### REQUIRED WORK:
Copy out all of the data exactly as it appears.
---- DATA UNDER STUDY
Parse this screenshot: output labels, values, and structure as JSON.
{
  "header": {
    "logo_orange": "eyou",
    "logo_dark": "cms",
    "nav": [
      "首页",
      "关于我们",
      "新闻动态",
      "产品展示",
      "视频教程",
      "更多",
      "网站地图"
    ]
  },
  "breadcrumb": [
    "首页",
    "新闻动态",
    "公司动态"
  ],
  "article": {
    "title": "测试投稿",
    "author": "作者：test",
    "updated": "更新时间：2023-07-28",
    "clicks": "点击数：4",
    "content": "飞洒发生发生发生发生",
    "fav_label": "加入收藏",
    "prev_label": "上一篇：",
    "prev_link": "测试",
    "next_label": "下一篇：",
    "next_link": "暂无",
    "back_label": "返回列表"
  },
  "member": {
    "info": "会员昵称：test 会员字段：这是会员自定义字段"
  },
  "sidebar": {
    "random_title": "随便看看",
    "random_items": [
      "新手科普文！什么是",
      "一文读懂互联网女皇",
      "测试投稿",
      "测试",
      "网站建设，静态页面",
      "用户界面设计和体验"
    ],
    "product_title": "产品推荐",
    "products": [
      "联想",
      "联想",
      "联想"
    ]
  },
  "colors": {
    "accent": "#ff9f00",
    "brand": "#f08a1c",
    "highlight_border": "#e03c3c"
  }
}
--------
### SOLUTION FOR THIS EXERCISE:
Parse this screenshot: output labels, values, and structure as JSON.
{
  "header": {
    "logo_orange": "eyou",
    "logo_dark": "cms",
    "nav": [
      "首页",
      "关于我们",
      "新闻动态",
      "产品展示",
      "视频教程",
      "更多",
      "网站地图"
    ]
  },
  "breadcrumb": [
    "首页",
    "新闻动态",
    "公司动态"
  ],
  "article": {
    "title": "测试投稿",
    "author": "作者：test",
    "updated": "更新时间：2023-07-28",
    "clicks": "点击数：4",
    "content": "飞洒发生发生发生发生",
    "fav_label": "加入收藏",
    "prev_label": "上一篇：",
    "prev_link": "测试",
    "next_label": "下一篇：",
    "next_link": "暂无",
    "back_label": "返回列表"
  },
  "member": {
    "info": "会员昵称：test 会员字段：这是会员自定义字段"
  },
  "sidebar": {
    "random_title": "随便看看",
    "random_items": [
      "新手科普文！什么是",
      "一文读懂互联网女皇",
      "测试投稿",
      "测试",
      "网站建设，静态页面",
      "用户界面设计和体验"
    ],
    "product_title": "产品推荐",
    "products": [
      "联想",
      "联想",
      "联想"
    ]
  },
  "colors": {
    "accent": "#ff9f00",
    "brand": "#f08a1c",
    "highlight_border": "#e03c3c"
  }
}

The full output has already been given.